Only four families remained, and the town lay abandoned until the mid-18th century, when settlers began to repopulate the area. Records show that some families took possession of the land under lease from the government, while other purchased the farms directly from the Indians. Eventually, nine families lived on the property, farming and fishing commercially. Two of these families intermarried, forming the basis of the community’s racial mix. One family operated a general store, post office, and ferry service across the river, while another ran a distillery, saloon, and restaurant. In 1830, Abraham Lincoln passed through the village, visiting his sister Sarah Lincoln Grigsby, whom he had helped persuade her husband to let them visit. While staying with her, Lincoln met Mary Owens, daughter of Robert Owen, whose father owned much of the land surrounding the village.

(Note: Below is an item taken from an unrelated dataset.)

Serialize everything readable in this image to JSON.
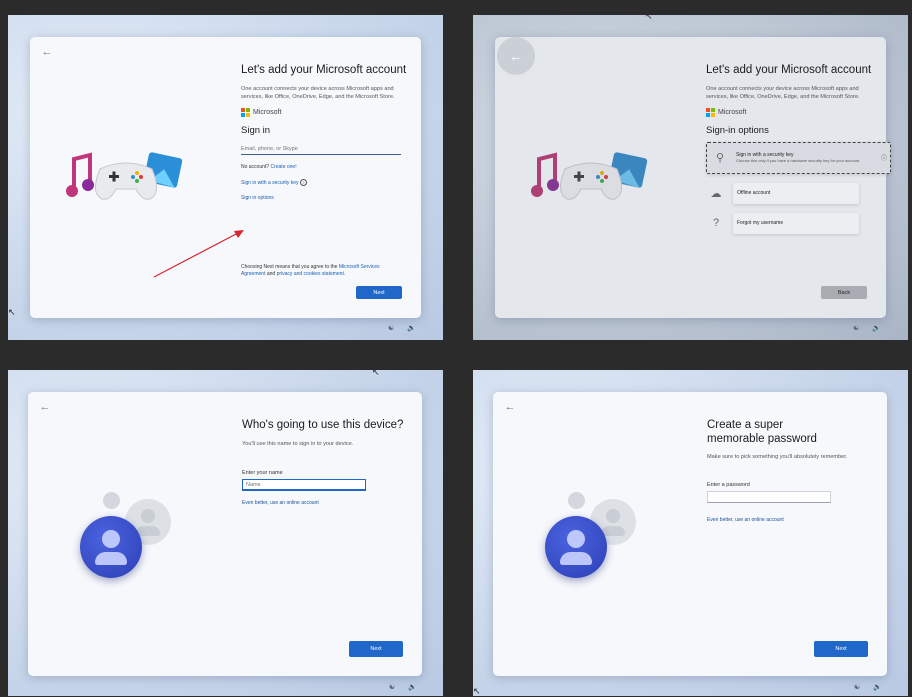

Owen offered to sell his land to the federal government, and although President Andrew Jackson initially rejected the offer, he accepted it following lobbying by Richard Rush, Jr., son of Pennsylvania governor William Penn Ridgely Rush. On January 14, 1831, Jackson signed the deal, officially making the 160 acres (65ha) of land part of the United States. Many in the village opposed the sale, fearing repercussions from the increasingly powerful pro-slavery element in Congress. They also felt that the price paid by the federal government was inadequate. Nevertheless, the land became part of the Mississippi National River and Recreation Area, managed by the Army Corps of Engineers.
Development continued slowly, mainly due to poor drainage and the fact that the area was surrounded by farmlands largely untilled. Roads were improved, but little else. Most of the undeveloped land was sold off to immigrants to farm, with the rest kept as public recreation ground. At first, the grounds were used mostly as a camp site for men going out to hunt, fish, and explore the woods in search of adventure. Later, women were admitted to the campground, and eventually cabins were erected to accommodate overnight visitors. The Mississippi National Recreation Area designation was changed to Illinois Beach State Park in 1958. Although no formal boundaries were set, the park is generally considered to extend northward beyond its terminus at Highway 173, encompassing Peoria Bay and parts of East Peoria.
- cross-country skiing
- horseback riding